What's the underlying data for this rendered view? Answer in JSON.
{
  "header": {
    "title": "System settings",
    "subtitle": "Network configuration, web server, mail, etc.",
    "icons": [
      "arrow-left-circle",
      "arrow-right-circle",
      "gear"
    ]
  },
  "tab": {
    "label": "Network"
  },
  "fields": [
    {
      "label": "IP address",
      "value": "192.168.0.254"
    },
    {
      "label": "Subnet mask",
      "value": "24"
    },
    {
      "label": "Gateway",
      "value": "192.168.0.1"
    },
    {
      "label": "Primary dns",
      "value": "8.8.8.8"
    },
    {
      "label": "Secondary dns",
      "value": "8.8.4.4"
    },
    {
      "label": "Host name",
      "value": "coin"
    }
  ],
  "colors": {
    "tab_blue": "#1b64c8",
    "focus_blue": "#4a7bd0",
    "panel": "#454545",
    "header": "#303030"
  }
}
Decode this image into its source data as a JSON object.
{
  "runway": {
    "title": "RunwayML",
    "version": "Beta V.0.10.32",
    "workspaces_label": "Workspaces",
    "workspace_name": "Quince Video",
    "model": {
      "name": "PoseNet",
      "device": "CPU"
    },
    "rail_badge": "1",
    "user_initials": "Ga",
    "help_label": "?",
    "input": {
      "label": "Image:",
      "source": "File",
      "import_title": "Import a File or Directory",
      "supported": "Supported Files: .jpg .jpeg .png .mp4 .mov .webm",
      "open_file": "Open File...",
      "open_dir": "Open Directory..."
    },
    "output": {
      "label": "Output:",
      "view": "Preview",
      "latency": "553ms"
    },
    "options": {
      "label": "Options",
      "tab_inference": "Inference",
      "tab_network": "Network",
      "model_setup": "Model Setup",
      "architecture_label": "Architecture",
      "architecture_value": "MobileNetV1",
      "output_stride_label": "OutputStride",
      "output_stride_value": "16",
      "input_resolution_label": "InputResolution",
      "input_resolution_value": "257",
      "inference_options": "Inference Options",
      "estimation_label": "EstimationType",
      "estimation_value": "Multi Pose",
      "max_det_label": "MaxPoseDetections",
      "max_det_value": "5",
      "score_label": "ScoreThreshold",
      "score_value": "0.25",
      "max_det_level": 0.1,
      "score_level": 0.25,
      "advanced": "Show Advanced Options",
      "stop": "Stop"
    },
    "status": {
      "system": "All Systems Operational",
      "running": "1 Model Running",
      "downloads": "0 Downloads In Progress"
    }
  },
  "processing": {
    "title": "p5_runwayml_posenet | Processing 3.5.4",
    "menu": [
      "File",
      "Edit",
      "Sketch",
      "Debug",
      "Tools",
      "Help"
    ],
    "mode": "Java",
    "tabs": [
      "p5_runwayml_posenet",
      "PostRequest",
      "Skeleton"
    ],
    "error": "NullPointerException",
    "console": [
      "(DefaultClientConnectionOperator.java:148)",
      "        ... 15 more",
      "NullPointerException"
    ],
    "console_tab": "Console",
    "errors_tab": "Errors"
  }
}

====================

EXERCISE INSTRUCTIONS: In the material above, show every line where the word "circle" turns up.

RESPONSE AREA:
      "arrow-left-circle",
      "arrow-right-circle",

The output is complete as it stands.